*** Begin section ***
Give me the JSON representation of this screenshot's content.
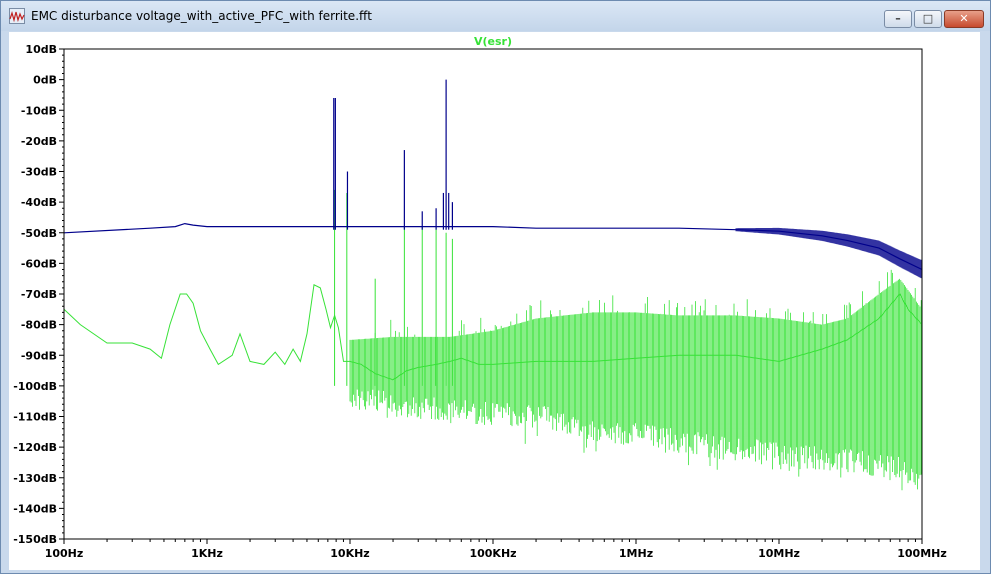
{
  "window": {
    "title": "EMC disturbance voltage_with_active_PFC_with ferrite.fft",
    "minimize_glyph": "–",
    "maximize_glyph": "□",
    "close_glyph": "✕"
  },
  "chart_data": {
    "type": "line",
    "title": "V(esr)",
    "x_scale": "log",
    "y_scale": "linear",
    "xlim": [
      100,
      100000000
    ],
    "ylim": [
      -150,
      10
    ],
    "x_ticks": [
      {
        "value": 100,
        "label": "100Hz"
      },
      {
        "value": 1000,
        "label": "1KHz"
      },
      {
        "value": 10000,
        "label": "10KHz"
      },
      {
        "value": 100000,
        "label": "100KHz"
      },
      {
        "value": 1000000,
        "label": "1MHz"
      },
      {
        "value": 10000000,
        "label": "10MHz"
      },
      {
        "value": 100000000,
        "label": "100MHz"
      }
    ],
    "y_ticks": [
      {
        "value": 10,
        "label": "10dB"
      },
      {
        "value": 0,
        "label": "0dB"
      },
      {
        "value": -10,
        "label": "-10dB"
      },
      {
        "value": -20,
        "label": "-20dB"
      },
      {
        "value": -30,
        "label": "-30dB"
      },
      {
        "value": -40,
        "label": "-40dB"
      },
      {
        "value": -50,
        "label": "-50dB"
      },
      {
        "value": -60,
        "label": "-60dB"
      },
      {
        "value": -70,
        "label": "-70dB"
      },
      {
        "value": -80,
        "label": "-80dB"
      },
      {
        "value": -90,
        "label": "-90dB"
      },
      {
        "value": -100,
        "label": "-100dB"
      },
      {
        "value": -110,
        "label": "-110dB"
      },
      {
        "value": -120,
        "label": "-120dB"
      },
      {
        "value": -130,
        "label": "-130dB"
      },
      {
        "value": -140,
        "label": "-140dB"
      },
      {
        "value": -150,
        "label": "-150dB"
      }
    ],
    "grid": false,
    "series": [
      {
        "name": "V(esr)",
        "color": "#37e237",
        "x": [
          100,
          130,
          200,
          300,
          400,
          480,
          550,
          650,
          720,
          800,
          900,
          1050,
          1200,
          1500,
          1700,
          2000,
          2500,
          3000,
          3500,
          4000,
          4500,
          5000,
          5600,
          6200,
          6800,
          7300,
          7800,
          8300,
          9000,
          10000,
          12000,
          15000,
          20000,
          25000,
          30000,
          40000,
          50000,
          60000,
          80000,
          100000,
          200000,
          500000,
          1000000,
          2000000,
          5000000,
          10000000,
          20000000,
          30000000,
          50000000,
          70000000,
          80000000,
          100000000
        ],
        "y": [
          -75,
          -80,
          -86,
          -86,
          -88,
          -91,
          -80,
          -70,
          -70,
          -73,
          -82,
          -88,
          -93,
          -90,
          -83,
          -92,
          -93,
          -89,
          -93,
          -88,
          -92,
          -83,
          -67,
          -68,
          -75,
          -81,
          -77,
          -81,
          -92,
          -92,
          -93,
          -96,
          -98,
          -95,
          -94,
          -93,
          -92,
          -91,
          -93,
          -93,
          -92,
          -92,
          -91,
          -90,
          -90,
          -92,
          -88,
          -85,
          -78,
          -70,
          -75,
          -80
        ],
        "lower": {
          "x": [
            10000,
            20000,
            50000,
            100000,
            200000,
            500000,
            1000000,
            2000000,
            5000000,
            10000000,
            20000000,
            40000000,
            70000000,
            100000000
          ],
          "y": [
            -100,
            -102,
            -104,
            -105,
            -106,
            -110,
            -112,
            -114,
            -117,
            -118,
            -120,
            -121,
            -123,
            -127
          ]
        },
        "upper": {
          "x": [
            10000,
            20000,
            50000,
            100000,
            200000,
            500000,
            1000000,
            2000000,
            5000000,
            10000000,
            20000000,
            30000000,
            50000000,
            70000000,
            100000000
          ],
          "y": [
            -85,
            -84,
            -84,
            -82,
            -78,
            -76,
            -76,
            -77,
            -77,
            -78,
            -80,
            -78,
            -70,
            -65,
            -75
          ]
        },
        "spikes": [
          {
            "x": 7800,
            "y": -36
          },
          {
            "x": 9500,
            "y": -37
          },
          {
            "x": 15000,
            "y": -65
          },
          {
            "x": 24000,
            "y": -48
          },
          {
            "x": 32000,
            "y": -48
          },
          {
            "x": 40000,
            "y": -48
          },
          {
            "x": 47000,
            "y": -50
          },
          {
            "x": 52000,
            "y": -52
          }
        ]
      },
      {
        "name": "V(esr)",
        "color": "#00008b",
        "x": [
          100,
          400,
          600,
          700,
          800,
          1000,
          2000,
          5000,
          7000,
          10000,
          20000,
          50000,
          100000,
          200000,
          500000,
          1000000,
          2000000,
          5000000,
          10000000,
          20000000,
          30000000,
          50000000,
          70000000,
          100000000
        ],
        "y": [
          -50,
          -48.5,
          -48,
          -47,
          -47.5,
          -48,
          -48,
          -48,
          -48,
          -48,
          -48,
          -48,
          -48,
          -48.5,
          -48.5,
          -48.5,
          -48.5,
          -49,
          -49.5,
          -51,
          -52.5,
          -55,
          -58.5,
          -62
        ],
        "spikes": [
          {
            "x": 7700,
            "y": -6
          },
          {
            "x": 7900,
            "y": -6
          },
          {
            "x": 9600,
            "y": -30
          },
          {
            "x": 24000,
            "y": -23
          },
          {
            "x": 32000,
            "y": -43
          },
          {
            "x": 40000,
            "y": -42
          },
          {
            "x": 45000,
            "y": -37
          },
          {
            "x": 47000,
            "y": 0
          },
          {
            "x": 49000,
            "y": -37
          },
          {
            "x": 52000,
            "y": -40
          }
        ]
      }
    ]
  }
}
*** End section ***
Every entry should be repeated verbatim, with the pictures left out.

Give me the JSON representation of this screenshot's content.
{
  "window": {
    "title": "EMC disturbance voltage_with_active_PFC_with ferrite.fft",
    "minimize_glyph": "–",
    "maximize_glyph": "□",
    "close_glyph": "✕"
  },
  "chart_data": {
    "type": "line",
    "title": "V(esr)",
    "x_scale": "log",
    "y_scale": "linear",
    "xlim": [
      100,
      100000000
    ],
    "ylim": [
      -150,
      10
    ],
    "x_ticks": [
      {
        "value": 100,
        "label": "100Hz"
      },
      {
        "value": 1000,
        "label": "1KHz"
      },
      {
        "value": 10000,
        "label": "10KHz"
      },
      {
        "value": 100000,
        "label": "100KHz"
      },
      {
        "value": 1000000,
        "label": "1MHz"
      },
      {
        "value": 10000000,
        "label": "10MHz"
      },
      {
        "value": 100000000,
        "label": "100MHz"
      }
    ],
    "y_ticks": [
      {
        "value": 10,
        "label": "10dB"
      },
      {
        "value": 0,
        "label": "0dB"
      },
      {
        "value": -10,
        "label": "-10dB"
      },
      {
        "value": -20,
        "label": "-20dB"
      },
      {
        "value": -30,
        "label": "-30dB"
      },
      {
        "value": -40,
        "label": "-40dB"
      },
      {
        "value": -50,
        "label": "-50dB"
      },
      {
        "value": -60,
        "label": "-60dB"
      },
      {
        "value": -70,
        "label": "-70dB"
      },
      {
        "value": -80,
        "label": "-80dB"
      },
      {
        "value": -90,
        "label": "-90dB"
      },
      {
        "value": -100,
        "label": "-100dB"
      },
      {
        "value": -110,
        "label": "-110dB"
      },
      {
        "value": -120,
        "label": "-120dB"
      },
      {
        "value": -130,
        "label": "-130dB"
      },
      {
        "value": -140,
        "label": "-140dB"
      },
      {
        "value": -150,
        "label": "-150dB"
      }
    ],
    "grid": false,
    "series": [
      {
        "name": "V(esr)",
        "color": "#37e237",
        "x": [
          100,
          130,
          200,
          300,
          400,
          480,
          550,
          650,
          720,
          800,
          900,
          1050,
          1200,
          1500,
          1700,
          2000,
          2500,
          3000,
          3500,
          4000,
          4500,
          5000,
          5600,
          6200,
          6800,
          7300,
          7800,
          8300,
          9000,
          10000,
          12000,
          15000,
          20000,
          25000,
          30000,
          40000,
          50000,
          60000,
          80000,
          100000,
          200000,
          500000,
          1000000,
          2000000,
          5000000,
          10000000,
          20000000,
          30000000,
          50000000,
          70000000,
          80000000,
          100000000
        ],
        "y": [
          -75,
          -80,
          -86,
          -86,
          -88,
          -91,
          -80,
          -70,
          -70,
          -73,
          -82,
          -88,
          -93,
          -90,
          -83,
          -92,
          -93,
          -89,
          -93,
          -88,
          -92,
          -83,
          -67,
          -68,
          -75,
          -81,
          -77,
          -81,
          -92,
          -92,
          -93,
          -96,
          -98,
          -95,
          -94,
          -93,
          -92,
          -91,
          -93,
          -93,
          -92,
          -92,
          -91,
          -90,
          -90,
          -92,
          -88,
          -85,
          -78,
          -70,
          -75,
          -80
        ],
        "lower": {
          "x": [
            10000,
            20000,
            50000,
            100000,
            200000,
            500000,
            1000000,
            2000000,
            5000000,
            10000000,
            20000000,
            40000000,
            70000000,
            100000000
          ],
          "y": [
            -100,
            -102,
            -104,
            -105,
            -106,
            -110,
            -112,
            -114,
            -117,
            -118,
            -120,
            -121,
            -123,
            -127
          ]
        },
        "upper": {
          "x": [
            10000,
            20000,
            50000,
            100000,
            200000,
            500000,
            1000000,
            2000000,
            5000000,
            10000000,
            20000000,
            30000000,
            50000000,
            70000000,
            100000000
          ],
          "y": [
            -85,
            -84,
            -84,
            -82,
            -78,
            -76,
            -76,
            -77,
            -77,
            -78,
            -80,
            -78,
            -70,
            -65,
            -75
          ]
        },
        "spikes": [
          {
            "x": 7800,
            "y": -36
          },
          {
            "x": 9500,
            "y": -37
          },
          {
            "x": 15000,
            "y": -65
          },
          {
            "x": 24000,
            "y": -48
          },
          {
            "x": 32000,
            "y": -48
          },
          {
            "x": 40000,
            "y": -48
          },
          {
            "x": 47000,
            "y": -50
          },
          {
            "x": 52000,
            "y": -52
          }
        ]
      },
      {
        "name": "V(esr)",
        "color": "#00008b",
        "x": [
          100,
          400,
          600,
          700,
          800,
          1000,
          2000,
          5000,
          7000,
          10000,
          20000,
          50000,
          100000,
          200000,
          500000,
          1000000,
          2000000,
          5000000,
          10000000,
          20000000,
          30000000,
          50000000,
          70000000,
          100000000
        ],
        "y": [
          -50,
          -48.5,
          -48,
          -47,
          -47.5,
          -48,
          -48,
          -48,
          -48,
          -48,
          -48,
          -48,
          -48,
          -48.5,
          -48.5,
          -48.5,
          -48.5,
          -49,
          -49.5,
          -51,
          -52.5,
          -55,
          -58.5,
          -62
        ],
        "spikes": [
          {
            "x": 7700,
            "y": -6
          },
          {
            "x": 7900,
            "y": -6
          },
          {
            "x": 9600,
            "y": -30
          },
          {
            "x": 24000,
            "y": -23
          },
          {
            "x": 32000,
            "y": -43
          },
          {
            "x": 40000,
            "y": -42
          },
          {
            "x": 45000,
            "y": -37
          },
          {
            "x": 47000,
            "y": 0
          },
          {
            "x": 49000,
            "y": -37
          },
          {
            "x": 52000,
            "y": -40
          }
        ]
      }
    ]
  }
}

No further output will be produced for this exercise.